:: EXERCISE INPUTS ::

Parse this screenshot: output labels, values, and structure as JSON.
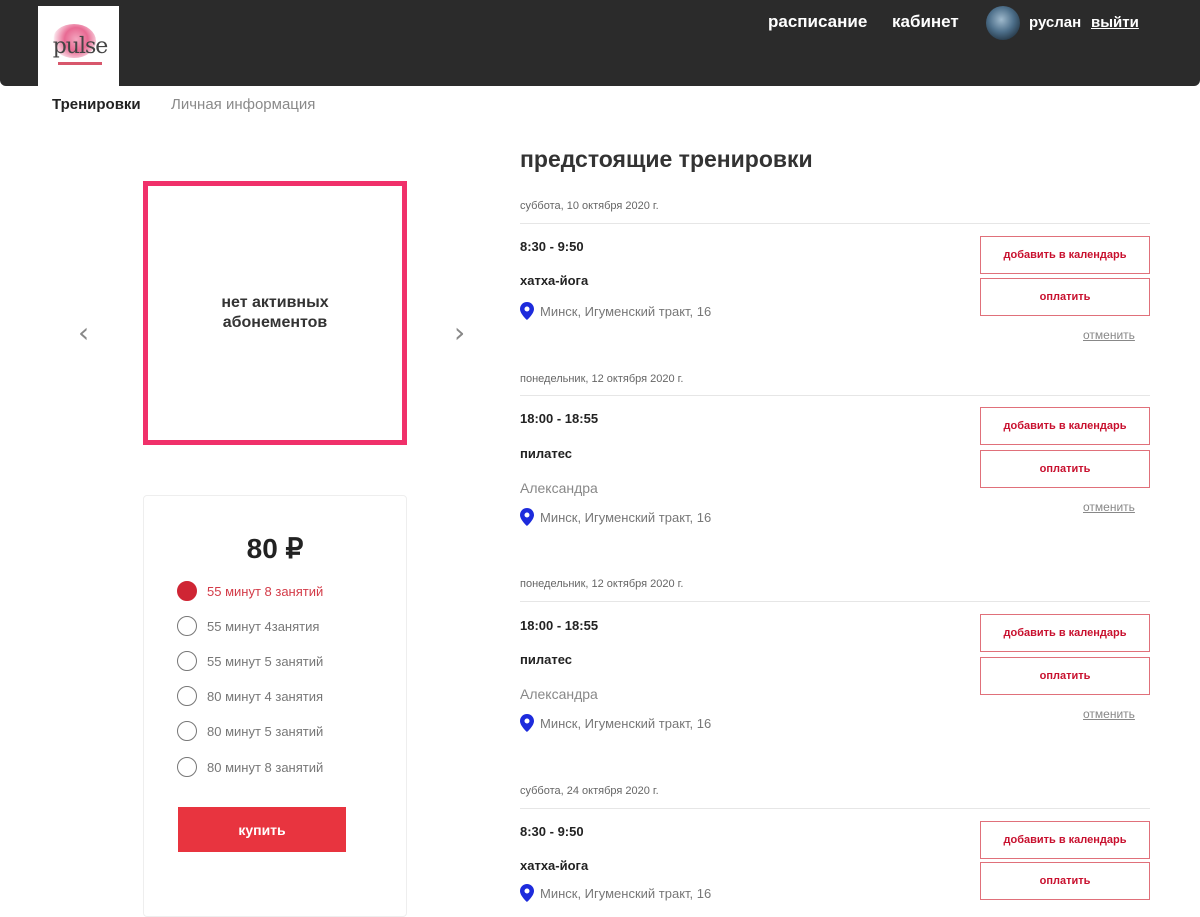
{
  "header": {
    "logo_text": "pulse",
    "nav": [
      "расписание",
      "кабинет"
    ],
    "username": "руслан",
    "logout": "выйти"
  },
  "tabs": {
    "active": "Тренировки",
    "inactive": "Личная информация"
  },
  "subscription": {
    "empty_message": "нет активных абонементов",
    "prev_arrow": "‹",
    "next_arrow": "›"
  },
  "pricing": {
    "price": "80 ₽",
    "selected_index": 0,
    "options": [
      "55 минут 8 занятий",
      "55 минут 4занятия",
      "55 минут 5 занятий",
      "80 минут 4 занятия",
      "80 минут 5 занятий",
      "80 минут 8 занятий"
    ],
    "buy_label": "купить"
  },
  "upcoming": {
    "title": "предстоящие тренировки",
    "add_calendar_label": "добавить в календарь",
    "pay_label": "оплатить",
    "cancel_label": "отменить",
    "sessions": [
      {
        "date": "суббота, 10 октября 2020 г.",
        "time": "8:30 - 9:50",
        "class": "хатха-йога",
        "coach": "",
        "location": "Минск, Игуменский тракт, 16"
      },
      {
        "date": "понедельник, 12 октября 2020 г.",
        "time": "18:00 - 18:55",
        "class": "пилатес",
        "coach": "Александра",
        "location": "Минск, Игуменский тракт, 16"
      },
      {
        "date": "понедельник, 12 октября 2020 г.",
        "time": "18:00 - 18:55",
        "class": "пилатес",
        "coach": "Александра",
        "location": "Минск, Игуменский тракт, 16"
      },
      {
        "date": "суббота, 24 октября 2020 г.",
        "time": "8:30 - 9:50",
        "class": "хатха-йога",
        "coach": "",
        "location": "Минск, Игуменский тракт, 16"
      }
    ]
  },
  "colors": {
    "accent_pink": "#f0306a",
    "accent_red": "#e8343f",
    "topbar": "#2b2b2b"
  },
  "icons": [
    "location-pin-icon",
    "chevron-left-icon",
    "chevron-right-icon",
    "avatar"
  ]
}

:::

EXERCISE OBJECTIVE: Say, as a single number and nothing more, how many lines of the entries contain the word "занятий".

ANSWER TO THIS PROBLEM: 4